© 2020 Strange Loop
It is well-known that continuations represent the essence of Web interaction: a synchronous Web request from a server to a client is a server continuation and the action pending a response in an asynchronous request is a client continuation. These concepts lay underneath many Web frameworks and architectures such as the Racket Web server, Seaside, Links, Hop, node.js, etc.
What is less well-known is the ways continuations, particularly delimited continuations, are useful in structuring modularly composable elements in Web applications and OSes.
In this talk, we will give a basic introduction to delimited continuations, their traditional application on the Web, and then show more advanced techniques using examples from Web interaction, as well as high-performance event-based network servers and concurrent simulation environments.
I am an assistant professor at Brigham Young University in the Computer Science Department. I am a member of the PLT research group. I work on the Racket programming language. I completed a Ph.D. at Brown University in the Computer Science Department. I worked with Shriram Krishnamurthi. I was an NSF Graduate Research Fellow. I graduated from the University of Massachusetts at Lowell where I studied Computer Science, Mathematics, and Economics.
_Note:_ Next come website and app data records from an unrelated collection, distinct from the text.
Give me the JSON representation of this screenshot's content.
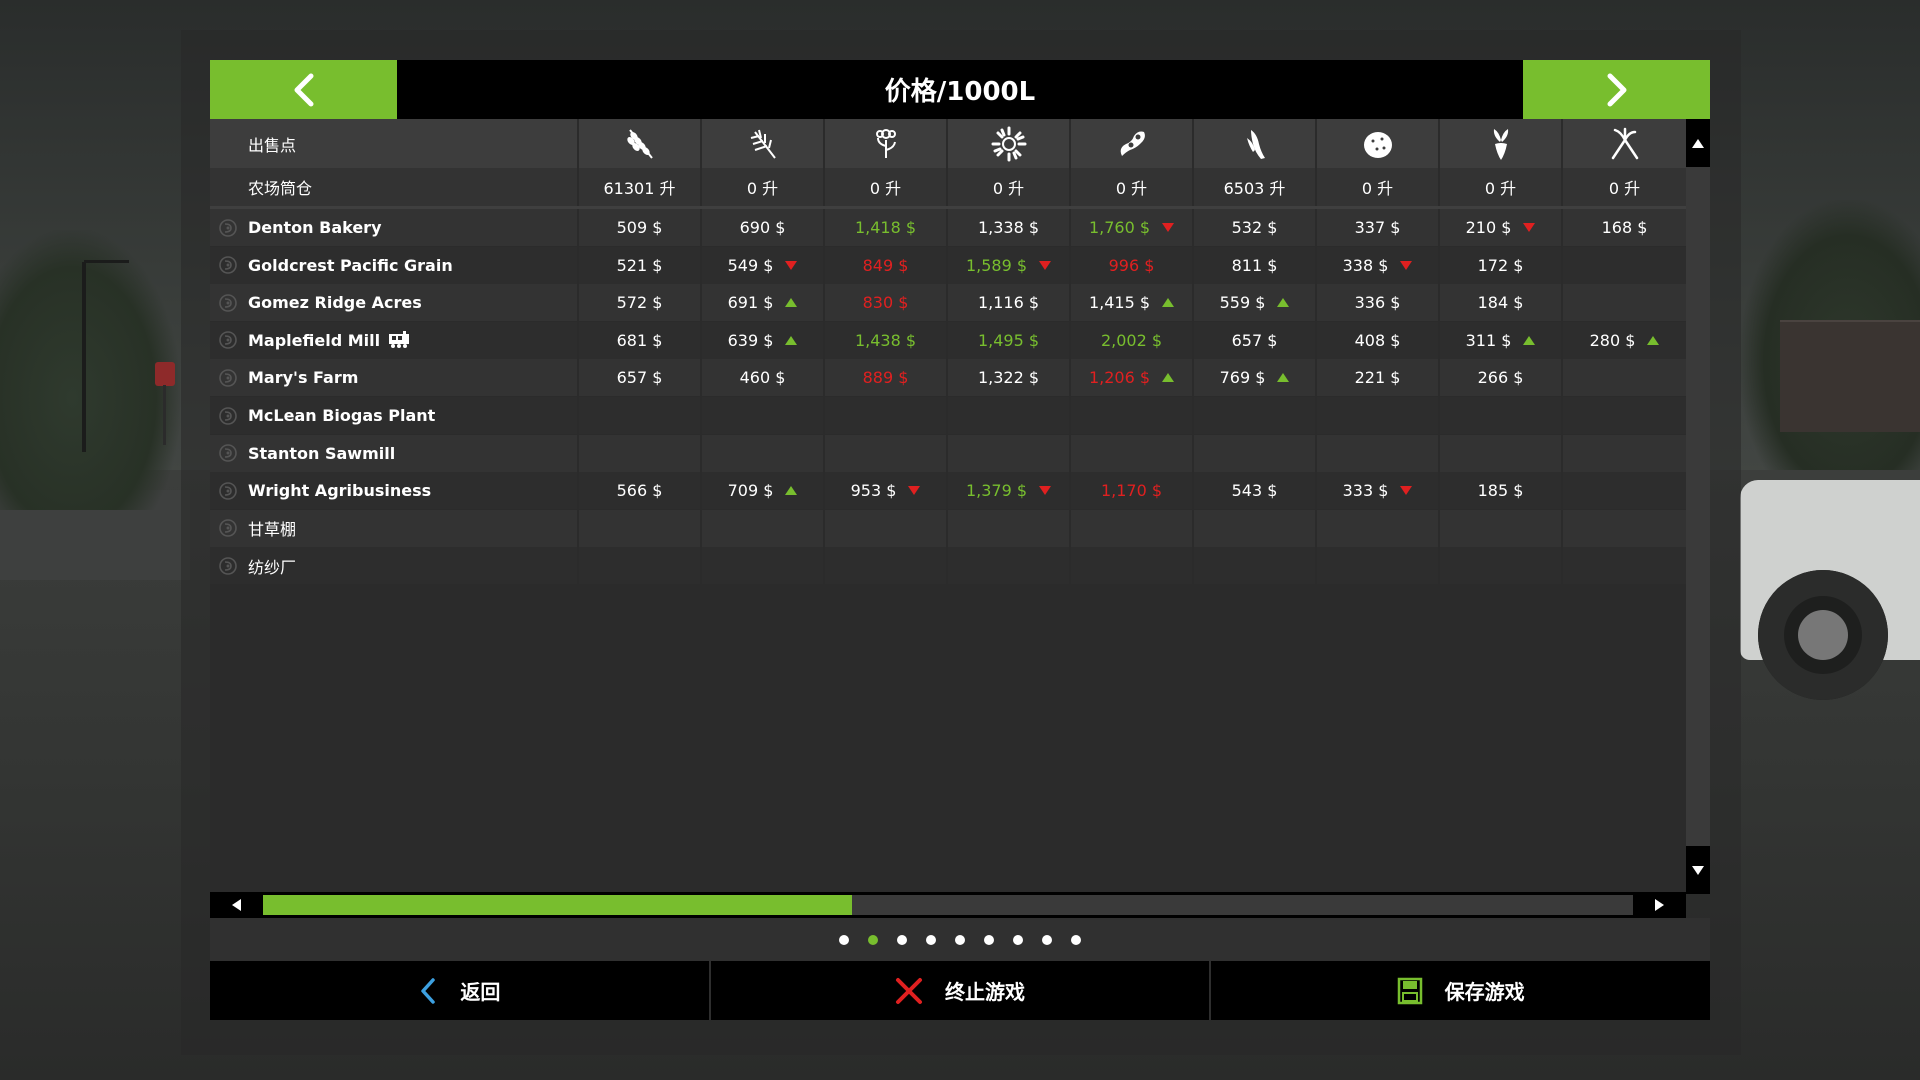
{
  "header": {
    "title": "价格/1000L",
    "prev_icon": "chevron-left-icon",
    "next_icon": "chevron-right-icon"
  },
  "table": {
    "corner_label": "出售点",
    "storage_label": "农场筒仓",
    "crop_icons": [
      "wheat-icon",
      "barley-icon",
      "rapeseed-icon",
      "sunflower-icon",
      "soybean-icon",
      "maize-icon",
      "potato-icon",
      "sugarbeet-icon",
      "grass-icon"
    ],
    "storage_values": [
      "61301 升",
      "0 升",
      "0 升",
      "0 升",
      "0 升",
      "6503 升",
      "0 升",
      "0 升",
      "0 升"
    ],
    "rows": [
      {
        "name": "Denton Bakery",
        "bold": true,
        "cells": [
          {
            "v": "509 $"
          },
          {
            "v": "690 $"
          },
          {
            "v": "1,418 $",
            "c": "green"
          },
          {
            "v": "1,338 $"
          },
          {
            "v": "1,760 $",
            "c": "green",
            "t": "down"
          },
          {
            "v": "532 $"
          },
          {
            "v": "337 $"
          },
          {
            "v": "210 $",
            "t": "down"
          },
          {
            "v": "168 $"
          }
        ]
      },
      {
        "name": "Goldcrest Pacific Grain",
        "bold": true,
        "cells": [
          {
            "v": "521 $"
          },
          {
            "v": "549 $",
            "t": "down"
          },
          {
            "v": "849 $",
            "c": "red"
          },
          {
            "v": "1,589 $",
            "c": "green",
            "t": "down"
          },
          {
            "v": "996 $",
            "c": "red"
          },
          {
            "v": "811 $"
          },
          {
            "v": "338 $",
            "t": "down"
          },
          {
            "v": "172 $"
          },
          {
            "v": ""
          }
        ]
      },
      {
        "name": "Gomez Ridge Acres",
        "bold": true,
        "cells": [
          {
            "v": "572 $"
          },
          {
            "v": "691 $",
            "t": "up"
          },
          {
            "v": "830 $",
            "c": "red"
          },
          {
            "v": "1,116 $"
          },
          {
            "v": "1,415 $",
            "t": "up"
          },
          {
            "v": "559 $",
            "t": "up"
          },
          {
            "v": "336 $"
          },
          {
            "v": "184 $"
          },
          {
            "v": ""
          }
        ]
      },
      {
        "name": "Maplefield Mill",
        "bold": true,
        "train": true,
        "cells": [
          {
            "v": "681 $"
          },
          {
            "v": "639 $",
            "t": "up"
          },
          {
            "v": "1,438 $",
            "c": "green"
          },
          {
            "v": "1,495 $",
            "c": "green"
          },
          {
            "v": "2,002 $",
            "c": "green"
          },
          {
            "v": "657 $"
          },
          {
            "v": "408 $"
          },
          {
            "v": "311 $",
            "t": "up"
          },
          {
            "v": "280 $",
            "t": "up"
          }
        ]
      },
      {
        "name": "Mary's Farm",
        "bold": true,
        "cells": [
          {
            "v": "657 $"
          },
          {
            "v": "460 $"
          },
          {
            "v": "889 $",
            "c": "red"
          },
          {
            "v": "1,322 $"
          },
          {
            "v": "1,206 $",
            "c": "red",
            "t": "up"
          },
          {
            "v": "769 $",
            "t": "up"
          },
          {
            "v": "221 $"
          },
          {
            "v": "266 $"
          },
          {
            "v": ""
          }
        ]
      },
      {
        "name": "McLean Biogas Plant",
        "bold": true,
        "cells": [
          {
            "v": ""
          },
          {
            "v": ""
          },
          {
            "v": ""
          },
          {
            "v": ""
          },
          {
            "v": ""
          },
          {
            "v": ""
          },
          {
            "v": ""
          },
          {
            "v": ""
          },
          {
            "v": ""
          }
        ]
      },
      {
        "name": "Stanton Sawmill",
        "bold": true,
        "cells": [
          {
            "v": ""
          },
          {
            "v": ""
          },
          {
            "v": ""
          },
          {
            "v": ""
          },
          {
            "v": ""
          },
          {
            "v": ""
          },
          {
            "v": ""
          },
          {
            "v": ""
          },
          {
            "v": ""
          }
        ]
      },
      {
        "name": "Wright Agribusiness",
        "bold": true,
        "cells": [
          {
            "v": "566 $"
          },
          {
            "v": "709 $",
            "t": "up"
          },
          {
            "v": "953 $",
            "t": "down"
          },
          {
            "v": "1,379 $",
            "c": "green",
            "t": "down"
          },
          {
            "v": "1,170 $",
            "c": "red"
          },
          {
            "v": "543 $"
          },
          {
            "v": "333 $",
            "t": "down"
          },
          {
            "v": "185 $"
          },
          {
            "v": ""
          }
        ]
      },
      {
        "name": "甘草棚",
        "bold": false,
        "cells": [
          {
            "v": ""
          },
          {
            "v": ""
          },
          {
            "v": ""
          },
          {
            "v": ""
          },
          {
            "v": ""
          },
          {
            "v": ""
          },
          {
            "v": ""
          },
          {
            "v": ""
          },
          {
            "v": ""
          }
        ]
      },
      {
        "name": "纺纱厂",
        "bold": false,
        "cells": [
          {
            "v": ""
          },
          {
            "v": ""
          },
          {
            "v": ""
          },
          {
            "v": ""
          },
          {
            "v": ""
          },
          {
            "v": ""
          },
          {
            "v": ""
          },
          {
            "v": ""
          },
          {
            "v": ""
          }
        ]
      }
    ]
  },
  "scroll": {
    "horizontal_fraction": 0.43
  },
  "pager": {
    "count": 9,
    "active_index": 1
  },
  "footer": {
    "back_label": "返回",
    "quit_label": "终止游戏",
    "save_label": "保存游戏"
  },
  "colors": {
    "accent": "#78be2e",
    "price_up": "#78be2e",
    "price_down": "#e02020",
    "panel_bg": "#2b2b2b"
  }
}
My work has been supported by the National Science Foundation’s Software and Hardware Foundations (CISE/CCF) program and Computing Education for the 21st Century (CISE/CNS) program.